§ **Problem details**: Pick each line that has "about" out of the records.

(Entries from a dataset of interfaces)
=-=-=-=-=

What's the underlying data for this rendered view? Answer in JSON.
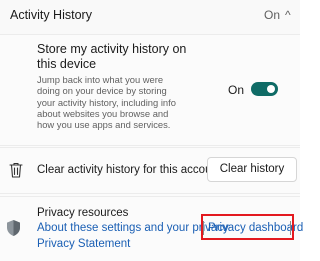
{
  "activity_history": {
    "title": "Activity History",
    "state": "On",
    "chevron": "^"
  },
  "store_setting": {
    "title": "Store my activity history on this device",
    "description": "Jump back into what you were doing on your device by storing your activity history, including info about websites you browse and how you use apps and services.",
    "toggle_state": "On",
    "toggle_on": true
  },
  "clear_history": {
    "label": "Clear activity history for this account",
    "button": "Clear history",
    "icon": "trash-icon"
  },
  "privacy_resources": {
    "heading": "Privacy resources",
    "links": {
      "about": "About these settings and your privacy",
      "dashboard": "Privacy dashboard",
      "statement": "Privacy Statement"
    },
    "icon": "shield-icon"
  },
  "colors": {
    "accent": "#0f6b66",
    "link": "#1a5fb4",
    "highlight": "#e3191f"
  }
}
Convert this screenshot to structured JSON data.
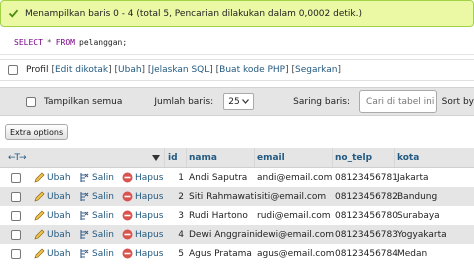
{
  "message": {
    "text": "Menampilkan baris 0 - 4 (total 5, Pencarian dilakukan dalam 0,0002 detik.)",
    "color": "#ebf8a4",
    "icon": "check-icon"
  },
  "sql": {
    "keyword_select": "SELECT",
    "star": "*",
    "keyword_from": "FROM",
    "table": "pelanggan;"
  },
  "profile": {
    "label": "Profil",
    "links": [
      "Edit dikotak",
      "Ubah",
      "Jelaskan SQL",
      "Buat kode PHP",
      "Segarkan"
    ]
  },
  "navigation": {
    "show_all_label": "Tampilkan semua",
    "rows_label": "Jumlah baris:",
    "rows_value": "25",
    "filter_label": "Saring baris:",
    "filter_placeholder": "Cari di tabel ini",
    "sort_label": "Sort by"
  },
  "extra_options": "Extra options",
  "table": {
    "columns": [
      "id",
      "nama",
      "email",
      "no_telp",
      "kota"
    ],
    "actions": {
      "edit": "Ubah",
      "copy": "Salin",
      "delete": "Hapus"
    },
    "rows": [
      {
        "id": "1",
        "nama": "Andi Saputra",
        "email": "andi@email.com",
        "no_telp": "08123456781",
        "kota": "Jakarta"
      },
      {
        "id": "2",
        "nama": "Siti Rahmawati",
        "email": "siti@email.com",
        "no_telp": "08123456782",
        "kota": "Bandung"
      },
      {
        "id": "3",
        "nama": "Rudi Hartono",
        "email": "rudi@email.com",
        "no_telp": "08123456780",
        "kota": "Surabaya"
      },
      {
        "id": "4",
        "nama": "Dewi Anggraini",
        "email": "dewi@email.com",
        "no_telp": "08123456783",
        "kota": "Yogyakarta"
      },
      {
        "id": "5",
        "nama": "Agus Pratama",
        "email": "agus@email.com",
        "no_telp": "08123456784",
        "kota": "Medan"
      }
    ]
  },
  "colors": {
    "link": "#235a81",
    "row_alt": "#e5e5e5",
    "success_border": "#a2d246"
  }
}
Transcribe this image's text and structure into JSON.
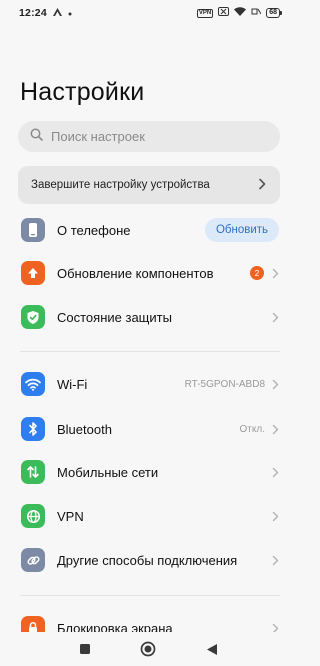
{
  "status_bar": {
    "time": "12:24",
    "vpn": "VPN",
    "battery": "68"
  },
  "page": {
    "title": "Настройки"
  },
  "search": {
    "placeholder": "Поиск настроек"
  },
  "setup_card": {
    "label": "Завершите настройку устройства"
  },
  "items": {
    "about": {
      "label": "О телефоне",
      "action": "Обновить",
      "icon": "phone-icon",
      "color": "#7c8aa5"
    },
    "components": {
      "label": "Обновление компонентов",
      "badge": "2",
      "icon": "arrow-up-icon",
      "color": "#f0621f"
    },
    "security": {
      "label": "Состояние защиты",
      "icon": "shield-check-icon",
      "color": "#3cbb5a"
    },
    "wifi": {
      "label": "Wi-Fi",
      "value": "RT-5GPON-ABD8",
      "icon": "wifi-icon",
      "color": "#2f7ef0"
    },
    "bluetooth": {
      "label": "Bluetooth",
      "value": "Откл.",
      "icon": "bluetooth-icon",
      "color": "#2f7ef0"
    },
    "mobile": {
      "label": "Мобильные сети",
      "icon": "mobile-data-icon",
      "color": "#3cbb5a"
    },
    "vpn": {
      "label": "VPN",
      "icon": "globe-icon",
      "color": "#3cbb5a"
    },
    "connections": {
      "label": "Другие способы подключения",
      "icon": "link-icon",
      "color": "#7c8aa5"
    },
    "lockscreen": {
      "label": "Блокировка экрана",
      "icon": "lock-icon",
      "color": "#f0621f"
    }
  },
  "colors": {
    "accent": "#2a72c8",
    "background": "#f7f7f7"
  }
}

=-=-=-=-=

§ **Task response**:
    "description": "Jump back into what you were doing on your device by storing your activity history, including info about websites you browse and how you use apps and services.",
      "about": "About these settings and your privacy",
    "about": {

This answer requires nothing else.